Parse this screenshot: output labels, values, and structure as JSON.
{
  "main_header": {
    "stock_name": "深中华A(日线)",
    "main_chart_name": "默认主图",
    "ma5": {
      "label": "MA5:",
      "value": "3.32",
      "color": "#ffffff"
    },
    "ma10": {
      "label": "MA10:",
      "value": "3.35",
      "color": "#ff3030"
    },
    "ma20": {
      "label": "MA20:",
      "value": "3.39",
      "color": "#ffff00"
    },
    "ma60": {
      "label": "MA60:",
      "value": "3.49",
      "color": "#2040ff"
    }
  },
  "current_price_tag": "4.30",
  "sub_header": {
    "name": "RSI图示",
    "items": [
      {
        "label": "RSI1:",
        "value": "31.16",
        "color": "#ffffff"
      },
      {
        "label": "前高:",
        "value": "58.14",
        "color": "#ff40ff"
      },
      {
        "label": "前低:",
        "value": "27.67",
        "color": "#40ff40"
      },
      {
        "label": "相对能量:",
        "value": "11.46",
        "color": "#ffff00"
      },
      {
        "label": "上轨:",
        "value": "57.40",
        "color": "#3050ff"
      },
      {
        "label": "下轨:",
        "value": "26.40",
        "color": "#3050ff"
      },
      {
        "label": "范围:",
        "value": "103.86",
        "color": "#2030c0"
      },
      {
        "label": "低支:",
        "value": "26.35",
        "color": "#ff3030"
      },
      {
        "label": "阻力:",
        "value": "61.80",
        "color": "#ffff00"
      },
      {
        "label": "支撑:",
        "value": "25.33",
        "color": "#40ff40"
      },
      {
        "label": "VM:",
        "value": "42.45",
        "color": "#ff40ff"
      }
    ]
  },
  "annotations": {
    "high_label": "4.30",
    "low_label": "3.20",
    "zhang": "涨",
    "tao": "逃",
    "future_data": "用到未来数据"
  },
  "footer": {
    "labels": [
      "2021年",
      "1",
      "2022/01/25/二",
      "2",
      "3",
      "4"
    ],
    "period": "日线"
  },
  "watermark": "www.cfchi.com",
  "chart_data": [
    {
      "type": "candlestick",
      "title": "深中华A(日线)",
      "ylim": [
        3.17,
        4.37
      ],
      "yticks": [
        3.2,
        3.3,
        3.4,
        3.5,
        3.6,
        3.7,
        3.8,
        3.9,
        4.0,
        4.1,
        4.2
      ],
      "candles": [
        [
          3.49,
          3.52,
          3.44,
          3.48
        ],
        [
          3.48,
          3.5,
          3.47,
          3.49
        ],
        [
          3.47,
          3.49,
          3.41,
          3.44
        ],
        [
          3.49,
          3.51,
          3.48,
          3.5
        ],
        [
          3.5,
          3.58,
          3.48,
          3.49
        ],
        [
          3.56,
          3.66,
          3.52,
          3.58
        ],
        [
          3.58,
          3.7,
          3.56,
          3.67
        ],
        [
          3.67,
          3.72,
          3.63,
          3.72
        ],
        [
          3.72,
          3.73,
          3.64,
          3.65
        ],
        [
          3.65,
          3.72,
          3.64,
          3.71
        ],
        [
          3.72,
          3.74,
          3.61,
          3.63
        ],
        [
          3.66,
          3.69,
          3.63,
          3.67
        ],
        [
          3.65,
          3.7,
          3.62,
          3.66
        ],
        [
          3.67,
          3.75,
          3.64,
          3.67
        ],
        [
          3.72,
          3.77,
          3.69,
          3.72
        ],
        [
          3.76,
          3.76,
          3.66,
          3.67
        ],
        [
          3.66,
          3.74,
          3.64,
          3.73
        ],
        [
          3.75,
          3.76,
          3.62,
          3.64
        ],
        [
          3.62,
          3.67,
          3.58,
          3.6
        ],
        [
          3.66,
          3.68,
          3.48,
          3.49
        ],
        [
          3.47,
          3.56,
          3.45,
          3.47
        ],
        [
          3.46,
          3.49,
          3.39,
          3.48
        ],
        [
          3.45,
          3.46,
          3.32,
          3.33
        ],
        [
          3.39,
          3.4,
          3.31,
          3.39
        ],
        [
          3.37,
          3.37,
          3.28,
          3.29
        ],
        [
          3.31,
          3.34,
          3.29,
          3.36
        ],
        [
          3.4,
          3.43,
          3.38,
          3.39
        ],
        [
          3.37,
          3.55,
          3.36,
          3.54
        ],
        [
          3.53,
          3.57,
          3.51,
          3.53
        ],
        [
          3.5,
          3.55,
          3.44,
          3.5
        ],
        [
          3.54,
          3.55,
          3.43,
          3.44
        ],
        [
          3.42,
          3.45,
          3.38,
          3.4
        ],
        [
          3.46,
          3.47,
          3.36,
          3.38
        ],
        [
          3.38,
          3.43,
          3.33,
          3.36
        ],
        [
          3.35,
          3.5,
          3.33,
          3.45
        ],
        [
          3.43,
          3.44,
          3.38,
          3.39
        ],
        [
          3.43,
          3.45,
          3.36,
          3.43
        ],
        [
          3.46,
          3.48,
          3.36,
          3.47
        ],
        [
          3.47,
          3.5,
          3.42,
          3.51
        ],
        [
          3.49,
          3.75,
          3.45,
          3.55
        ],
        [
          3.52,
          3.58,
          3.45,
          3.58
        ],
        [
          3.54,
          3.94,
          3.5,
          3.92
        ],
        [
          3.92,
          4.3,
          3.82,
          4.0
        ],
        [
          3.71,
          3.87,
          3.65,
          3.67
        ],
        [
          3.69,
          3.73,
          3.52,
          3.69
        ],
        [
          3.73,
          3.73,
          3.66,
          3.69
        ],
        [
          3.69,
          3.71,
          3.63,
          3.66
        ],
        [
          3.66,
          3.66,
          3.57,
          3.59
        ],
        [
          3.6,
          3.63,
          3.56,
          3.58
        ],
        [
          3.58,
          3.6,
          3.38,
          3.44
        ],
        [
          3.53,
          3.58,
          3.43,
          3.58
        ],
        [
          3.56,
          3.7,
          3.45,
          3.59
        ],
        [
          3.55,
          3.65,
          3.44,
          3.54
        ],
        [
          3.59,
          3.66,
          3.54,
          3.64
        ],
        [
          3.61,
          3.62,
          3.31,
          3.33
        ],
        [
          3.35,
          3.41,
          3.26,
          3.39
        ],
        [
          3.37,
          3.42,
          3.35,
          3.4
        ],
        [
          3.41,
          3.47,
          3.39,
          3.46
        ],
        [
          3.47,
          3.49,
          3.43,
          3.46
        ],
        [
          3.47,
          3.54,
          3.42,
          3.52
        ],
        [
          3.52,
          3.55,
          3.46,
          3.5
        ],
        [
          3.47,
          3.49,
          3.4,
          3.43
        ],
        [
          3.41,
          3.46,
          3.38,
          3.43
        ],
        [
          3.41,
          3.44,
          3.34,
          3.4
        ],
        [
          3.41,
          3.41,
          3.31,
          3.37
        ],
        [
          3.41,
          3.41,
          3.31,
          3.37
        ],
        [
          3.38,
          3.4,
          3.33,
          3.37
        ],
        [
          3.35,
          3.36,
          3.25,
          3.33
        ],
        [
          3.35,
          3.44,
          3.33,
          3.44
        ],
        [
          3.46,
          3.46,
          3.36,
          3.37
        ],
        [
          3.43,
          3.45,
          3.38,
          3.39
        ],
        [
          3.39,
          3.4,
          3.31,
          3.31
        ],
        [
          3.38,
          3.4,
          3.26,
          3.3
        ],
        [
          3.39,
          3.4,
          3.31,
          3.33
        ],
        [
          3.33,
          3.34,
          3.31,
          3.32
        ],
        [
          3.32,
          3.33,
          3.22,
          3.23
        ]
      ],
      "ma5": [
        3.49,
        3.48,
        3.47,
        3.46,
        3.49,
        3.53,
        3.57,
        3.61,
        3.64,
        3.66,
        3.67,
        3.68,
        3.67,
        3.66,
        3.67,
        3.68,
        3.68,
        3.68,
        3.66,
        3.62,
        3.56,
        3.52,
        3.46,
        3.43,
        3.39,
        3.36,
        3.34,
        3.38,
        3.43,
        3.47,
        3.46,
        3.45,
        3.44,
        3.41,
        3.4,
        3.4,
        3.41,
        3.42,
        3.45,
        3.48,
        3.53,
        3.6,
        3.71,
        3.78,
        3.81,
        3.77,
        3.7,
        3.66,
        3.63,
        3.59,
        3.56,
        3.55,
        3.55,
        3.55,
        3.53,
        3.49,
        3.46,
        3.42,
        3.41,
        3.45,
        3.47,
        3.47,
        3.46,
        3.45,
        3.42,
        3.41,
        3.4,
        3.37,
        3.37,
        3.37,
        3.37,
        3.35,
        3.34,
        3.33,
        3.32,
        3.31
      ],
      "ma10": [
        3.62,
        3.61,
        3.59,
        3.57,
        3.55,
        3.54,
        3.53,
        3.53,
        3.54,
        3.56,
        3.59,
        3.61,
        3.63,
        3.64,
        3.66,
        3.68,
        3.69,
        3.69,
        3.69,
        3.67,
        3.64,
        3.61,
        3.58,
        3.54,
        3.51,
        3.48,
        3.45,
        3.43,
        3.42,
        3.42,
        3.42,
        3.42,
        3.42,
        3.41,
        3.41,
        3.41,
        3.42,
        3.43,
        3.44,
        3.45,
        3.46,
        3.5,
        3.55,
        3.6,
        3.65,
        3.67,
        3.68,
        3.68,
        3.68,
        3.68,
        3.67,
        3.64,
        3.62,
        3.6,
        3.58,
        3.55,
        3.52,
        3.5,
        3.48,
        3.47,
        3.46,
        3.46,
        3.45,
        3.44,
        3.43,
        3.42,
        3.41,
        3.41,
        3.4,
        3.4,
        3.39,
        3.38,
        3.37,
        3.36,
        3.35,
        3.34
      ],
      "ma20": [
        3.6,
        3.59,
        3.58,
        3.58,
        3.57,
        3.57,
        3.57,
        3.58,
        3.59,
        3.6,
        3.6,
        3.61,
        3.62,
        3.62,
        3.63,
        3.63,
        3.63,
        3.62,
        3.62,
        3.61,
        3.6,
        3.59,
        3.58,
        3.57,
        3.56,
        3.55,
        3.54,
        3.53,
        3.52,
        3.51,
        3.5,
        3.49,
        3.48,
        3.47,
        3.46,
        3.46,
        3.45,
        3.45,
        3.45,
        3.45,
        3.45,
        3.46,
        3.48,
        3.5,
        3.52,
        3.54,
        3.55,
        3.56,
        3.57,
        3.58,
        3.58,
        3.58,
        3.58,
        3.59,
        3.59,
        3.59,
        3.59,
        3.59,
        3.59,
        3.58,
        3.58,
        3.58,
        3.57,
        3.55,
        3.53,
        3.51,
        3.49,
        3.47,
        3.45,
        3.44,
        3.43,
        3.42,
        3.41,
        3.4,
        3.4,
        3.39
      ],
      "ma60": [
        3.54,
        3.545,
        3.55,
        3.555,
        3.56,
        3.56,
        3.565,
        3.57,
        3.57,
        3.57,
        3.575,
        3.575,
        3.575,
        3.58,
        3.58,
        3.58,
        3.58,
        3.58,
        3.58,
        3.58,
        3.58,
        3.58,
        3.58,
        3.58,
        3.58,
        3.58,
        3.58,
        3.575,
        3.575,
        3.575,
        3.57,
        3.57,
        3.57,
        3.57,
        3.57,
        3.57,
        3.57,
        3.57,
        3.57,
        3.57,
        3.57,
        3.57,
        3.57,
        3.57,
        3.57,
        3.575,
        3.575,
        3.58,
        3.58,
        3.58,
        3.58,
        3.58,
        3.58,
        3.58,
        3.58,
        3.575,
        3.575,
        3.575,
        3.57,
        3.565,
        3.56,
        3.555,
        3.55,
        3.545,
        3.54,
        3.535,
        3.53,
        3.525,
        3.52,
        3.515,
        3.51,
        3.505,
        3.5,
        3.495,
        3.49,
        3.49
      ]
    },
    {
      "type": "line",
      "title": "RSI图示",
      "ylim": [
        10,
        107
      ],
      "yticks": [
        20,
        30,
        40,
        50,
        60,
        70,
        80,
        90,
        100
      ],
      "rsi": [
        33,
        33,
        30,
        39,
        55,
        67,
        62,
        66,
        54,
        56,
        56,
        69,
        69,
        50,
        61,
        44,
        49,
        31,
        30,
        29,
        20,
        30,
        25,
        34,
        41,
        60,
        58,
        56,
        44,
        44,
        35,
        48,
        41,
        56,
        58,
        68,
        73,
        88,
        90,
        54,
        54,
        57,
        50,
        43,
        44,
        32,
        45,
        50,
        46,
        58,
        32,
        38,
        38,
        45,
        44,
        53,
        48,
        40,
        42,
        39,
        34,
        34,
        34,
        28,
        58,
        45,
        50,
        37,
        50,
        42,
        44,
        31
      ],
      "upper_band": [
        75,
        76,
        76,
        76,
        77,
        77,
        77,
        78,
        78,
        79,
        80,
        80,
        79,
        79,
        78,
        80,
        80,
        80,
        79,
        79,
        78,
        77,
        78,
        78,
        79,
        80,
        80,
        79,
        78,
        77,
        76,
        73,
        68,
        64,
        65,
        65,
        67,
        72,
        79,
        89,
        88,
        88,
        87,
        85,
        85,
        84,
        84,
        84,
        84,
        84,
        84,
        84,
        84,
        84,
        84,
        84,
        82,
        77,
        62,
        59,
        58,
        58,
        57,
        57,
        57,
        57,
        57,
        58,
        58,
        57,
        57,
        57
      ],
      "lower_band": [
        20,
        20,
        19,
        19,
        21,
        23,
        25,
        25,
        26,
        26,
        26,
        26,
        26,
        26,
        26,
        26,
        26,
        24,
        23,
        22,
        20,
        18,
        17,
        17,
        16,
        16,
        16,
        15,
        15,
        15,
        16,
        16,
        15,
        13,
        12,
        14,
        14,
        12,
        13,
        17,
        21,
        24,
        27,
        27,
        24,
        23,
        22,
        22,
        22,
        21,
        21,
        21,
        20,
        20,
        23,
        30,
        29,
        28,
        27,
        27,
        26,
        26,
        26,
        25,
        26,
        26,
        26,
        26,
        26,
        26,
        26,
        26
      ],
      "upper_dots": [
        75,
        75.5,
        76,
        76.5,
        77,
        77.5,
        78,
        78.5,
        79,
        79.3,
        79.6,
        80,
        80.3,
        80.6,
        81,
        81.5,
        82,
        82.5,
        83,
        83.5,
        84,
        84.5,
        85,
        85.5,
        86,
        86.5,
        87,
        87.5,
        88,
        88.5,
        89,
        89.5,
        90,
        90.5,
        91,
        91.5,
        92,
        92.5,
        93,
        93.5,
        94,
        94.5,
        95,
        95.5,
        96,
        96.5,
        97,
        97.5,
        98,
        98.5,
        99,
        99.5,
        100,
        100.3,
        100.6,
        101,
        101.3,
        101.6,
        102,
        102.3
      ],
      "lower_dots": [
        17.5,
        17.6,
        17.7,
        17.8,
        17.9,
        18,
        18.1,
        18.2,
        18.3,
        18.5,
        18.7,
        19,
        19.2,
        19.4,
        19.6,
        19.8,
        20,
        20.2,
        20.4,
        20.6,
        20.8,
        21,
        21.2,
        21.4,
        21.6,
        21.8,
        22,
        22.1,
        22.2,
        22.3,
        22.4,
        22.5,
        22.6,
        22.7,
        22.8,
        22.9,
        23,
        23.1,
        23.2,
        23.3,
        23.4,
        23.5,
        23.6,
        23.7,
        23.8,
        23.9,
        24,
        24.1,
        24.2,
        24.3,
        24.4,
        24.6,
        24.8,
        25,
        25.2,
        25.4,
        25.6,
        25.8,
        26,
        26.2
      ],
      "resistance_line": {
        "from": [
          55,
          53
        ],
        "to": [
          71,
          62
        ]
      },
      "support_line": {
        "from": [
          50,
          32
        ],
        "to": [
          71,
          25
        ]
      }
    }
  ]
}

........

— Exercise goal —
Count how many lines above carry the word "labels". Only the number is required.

— Response to the exercise —
2